Just a couple of years ago, astronomers and astrophysicists were baffled by the observation of a synchronized behavior in galaxies, which can not be explained by their individual gravitational fields. Such was the case of a study lead by Joon Hyeop Lee, an astronomer at the Korea Astronomy and Space Science Institute, and published in The Astrophysical Journal in October 2018, reporting hundreds of galaxies rotating in sync with the motions of galaxies that were tens of millions of light years away.
Given the fact that from our known theories, in principle it would be impossible that galaxies separated by megaparsecs (millions of light years) could directly interact with each other, their interaction happens across distances that are too large to be explained by their gravitational force. It is then speculated that some unacknowledged force must be acting.
This discovery came after the 2014 study published in the journal Astronomy & Astrophysics, led by Damien Hutsemékers, an astronomer at the University of Liège in Belgium, where the team observed a similar synchronicity using the Very Large Telescope (VLT) in Chile.

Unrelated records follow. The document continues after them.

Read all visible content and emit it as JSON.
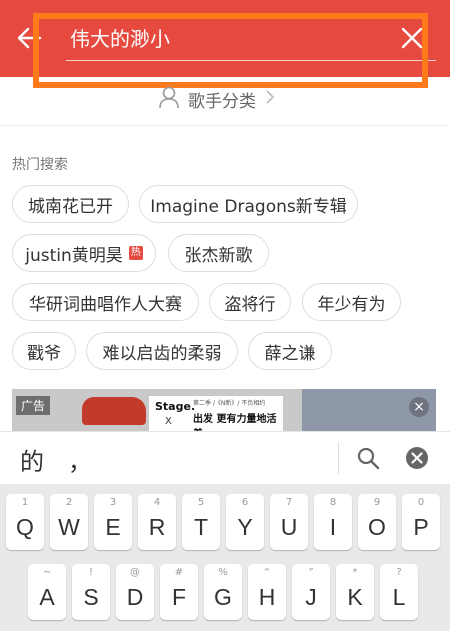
{
  "header": {
    "search_value": "伟大的渺小",
    "bg_color": "#e64a3f"
  },
  "singer_category": {
    "label": "歌手分类"
  },
  "hot_search": {
    "title": "热门搜索",
    "tags": [
      {
        "label": "城南花已开"
      },
      {
        "label": "Imagine Dragons新专辑"
      },
      {
        "label": "justin黄明昊",
        "badge": "热"
      },
      {
        "label": "张杰新歌"
      },
      {
        "label": "华研词曲唱作人大赛"
      },
      {
        "label": "盗将行"
      },
      {
        "label": "年少有为"
      },
      {
        "label": "戳爷"
      },
      {
        "label": "难以启齿的柔弱"
      },
      {
        "label": "薛之谦"
      }
    ]
  },
  "ad": {
    "label": "广告",
    "brand": "Stage.",
    "x_mark": "X",
    "small_text": "第二季 /《N新》/ 不负相约",
    "headline": "出发 更有力量地活着"
  },
  "ime": {
    "candidates": "的　，"
  },
  "keyboard": {
    "row1": [
      {
        "hint": "1",
        "key": "Q"
      },
      {
        "hint": "2",
        "key": "W"
      },
      {
        "hint": "3",
        "key": "E"
      },
      {
        "hint": "4",
        "key": "R"
      },
      {
        "hint": "5",
        "key": "T"
      },
      {
        "hint": "6",
        "key": "Y"
      },
      {
        "hint": "7",
        "key": "U"
      },
      {
        "hint": "8",
        "key": "I"
      },
      {
        "hint": "9",
        "key": "O"
      },
      {
        "hint": "0",
        "key": "P"
      }
    ],
    "row2": [
      {
        "hint": "~",
        "key": "A"
      },
      {
        "hint": "!",
        "key": "S"
      },
      {
        "hint": "@",
        "key": "D"
      },
      {
        "hint": "#",
        "key": "F"
      },
      {
        "hint": "%",
        "key": "G"
      },
      {
        "hint": "“",
        "key": "H"
      },
      {
        "hint": "”",
        "key": "J"
      },
      {
        "hint": "*",
        "key": "K"
      },
      {
        "hint": "?",
        "key": "L"
      }
    ]
  }
}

By watching the universe when it was only a few billion years old, the observations recorded the polarization of light from nearly 100 quasars. The team used this data to reconstruct the geometry and alignment of the black holes at their cores, and the results showed that the rotation axes of 19 quasars were parallel even though they were separated by several billion light years. The existence of correlations in quasar axes over such extreme distances constitutes a serious challenge to our cosmological principle of the universe as basically uniform and homogenous at extremely large scales.
And the evidence of this connection at cosmological scales increases with the recent study published in January 2021, addressing the so-called plane-of-satellites problem. It refers to the fact that several dwarf galaxies around the Milky Way and Andromeda co-orbit in thin, planar structures, identifying a similar case around the nearby elliptical galaxy Centaurus A (Cen A). This observation poses a real challenge for the standard Λ cold dark matter (ΛCDM) cosmological model.

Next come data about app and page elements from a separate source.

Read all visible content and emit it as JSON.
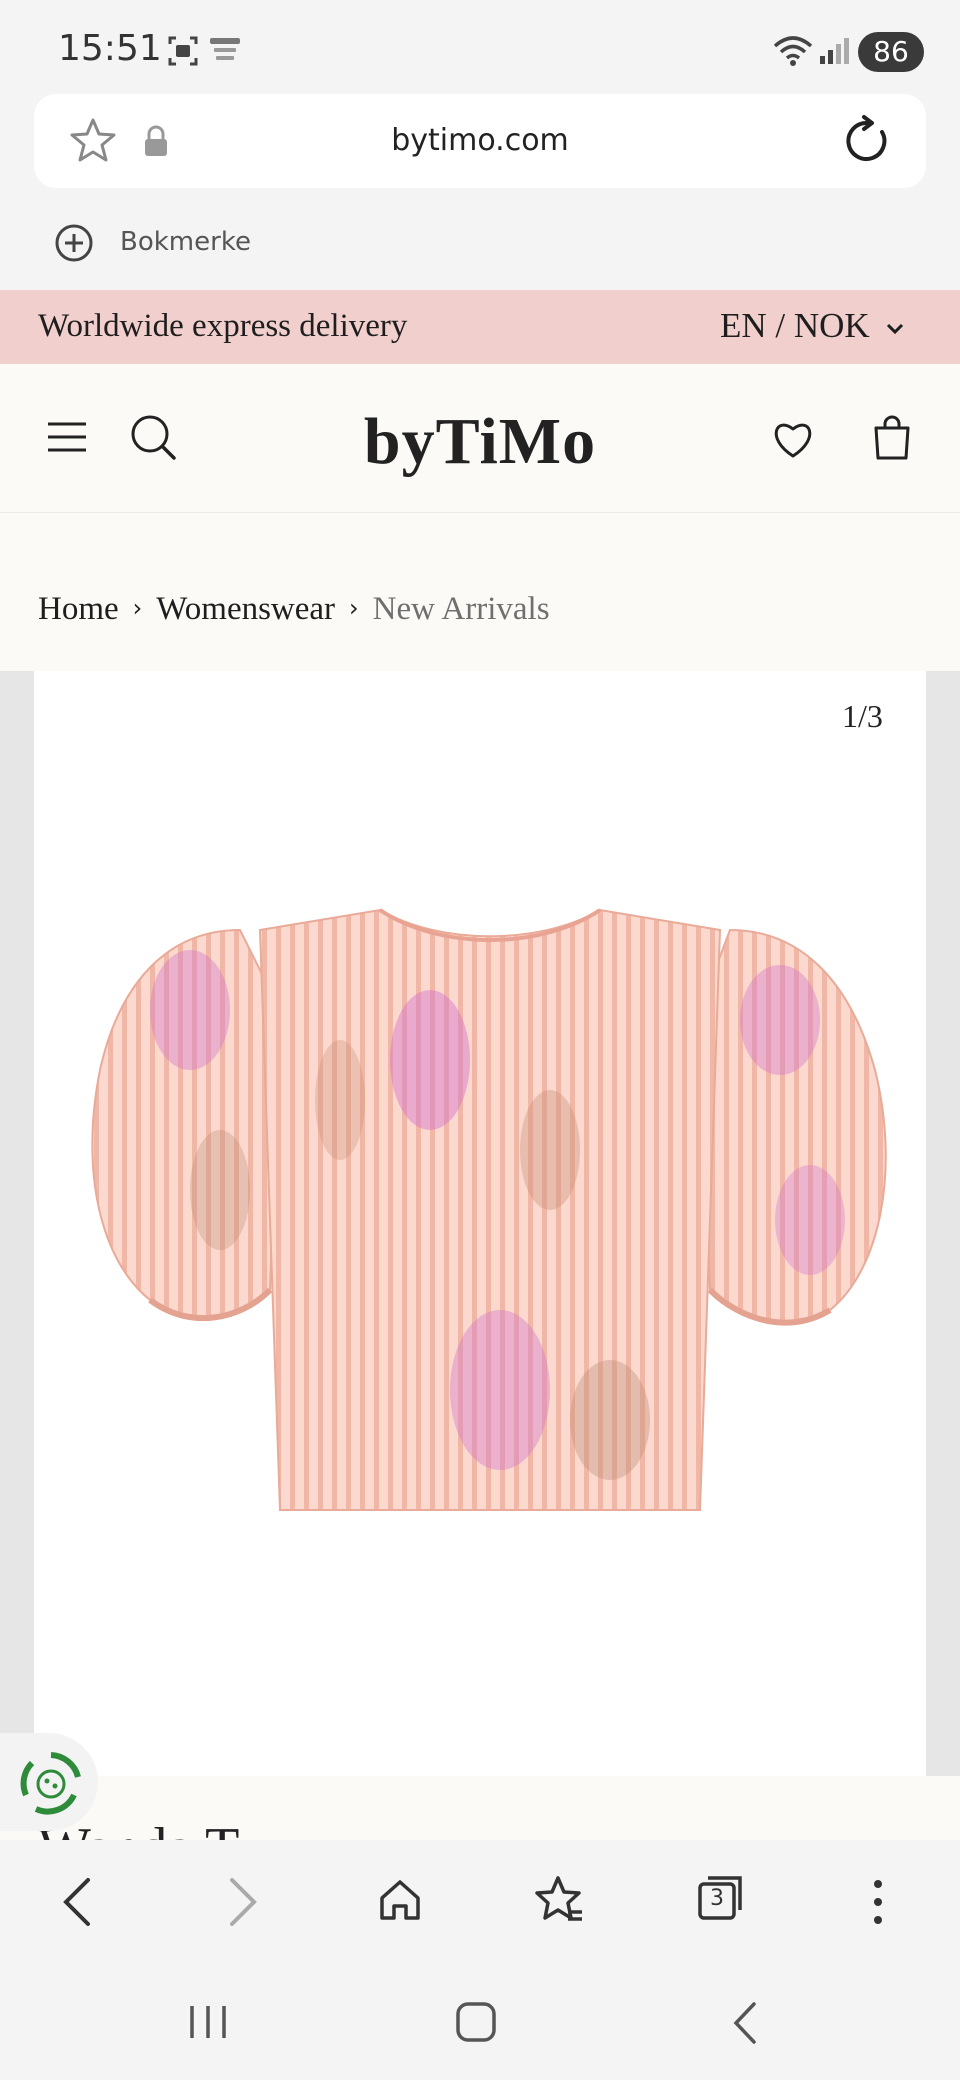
{
  "status": {
    "time": "15:51",
    "battery": "86"
  },
  "browser": {
    "url": "bytimo.com",
    "bookmark_label": "Bokmerke",
    "tab_count": "3"
  },
  "promo": {
    "text": "Worldwide express delivery",
    "lang_currency": "EN / NOK"
  },
  "site": {
    "logo": "byTiMo"
  },
  "breadcrumb": {
    "home": "Home",
    "category": "Womenswear",
    "current": "New Arrivals"
  },
  "gallery": {
    "counter": "1/3"
  },
  "product": {
    "title_partial": "Wanda T"
  },
  "colors": {
    "promo_bg": "#f1cfcd",
    "page_bg": "#fbfaf7",
    "blouse": "#f4c6b9"
  }
}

As explained in the abstract of their paper, “We study the satellite system of Cen A, adding twelve new galaxies with line-of-sight velocities from VLT/MUSE observations. We find that 21 out of 28 dwarf galaxies with measured velocities share a coherent motion. Similarly, flattened and coherently moving structures are found only in 0.2% of Cen A analogs in the Illustris-TNG100 cosmological simulation, independently of whether we use its dark-matter-only or hydrodynamical run. These analogs are not co-orbiting, and they arise only by chance projection, thus they are short-lived structures in such simulations. Our findings indicate that the observed co-rotating planes of satellites are a persistent challenge for ΛCDM, which is largely independent from baryon physics.”
The standard cosmological model predicts that satellite galaxies should be randomly distributed on the hosts and should also move randomly. The observations of satellite galaxies around Centaurus A, synced kinematically into a disk-like alignment, suggests that something is wrong with the standard cosmological simulations. An idea to improvement these simulations is to include dark matter, since it is speculated that the “cosmic web,” an enormous structure supposedly made of filaments of dark matter that links galaxies across the universe, could be guiding the orbits of satellite galaxies.
The observations presented in this article pose a real challenge for our current cosmological models. It is becoming evident that there is something missing or wrong in our description of the universe evolution, mechanics, and dynamics.
These same observations discarding our current models, head in the direction of validating Nassim Haramein’s unified model, where the alignment of galaxies and axes of rotations is a direct consequence of the structure and dynamics of spacetime. Instead of focusing on the smallest particles, Haramein focuses on the pattern of division of space, and finds that it is this pattern of division of space which creates the matter we see (known as baryonic matter). The pattern of division of space, accounts for the mechanics and dynamics of spacetime, and it scales fractally, connecting all structures in the universe. In this view, there is no such thing as randomness, since everything (matter, force, fields) emerges from the dynamics and mechanics of this pattern of division. The paper entitled Scale invariant unification of forces, fields and particles in a Quantum Vacuum plasma, to be published soon, explains the complete theory (see the abstract here).
In regards to the inclusion of Dark matter filaments, as “links” connecting the dynamics of galaxies, we would like to address the very recent work reporting signs of a faint gravitational tide, known as the “external field effect” or EFE, which can be observed statistically in the orbital speeds of stars in more than 150 galaxies. The effect cannot be explained by dark matter theories, though it’s predicted by what’s known as the modified Newtonian dynamics theory, also known as MOND. This study suggest that dark matter maybe could be explained by a different law of gravity!
In this sense, the generalized holographic solution provides the missing piece of the puzzle for quantum gravity, as it has been proven by the published papers Quantum gravity and the holographic mass, Resolving the vacuum catastrophe: a Generalized Holographic Approach, and The Electron and the Holographic mass solution. The vacuum catastrophe paper explains how and why dark energy and dark mass are two different aspects of the vacuum energy density. Therefore, once the vacuum energy density is properly accounted for, there is no need for dark mass and dark energy!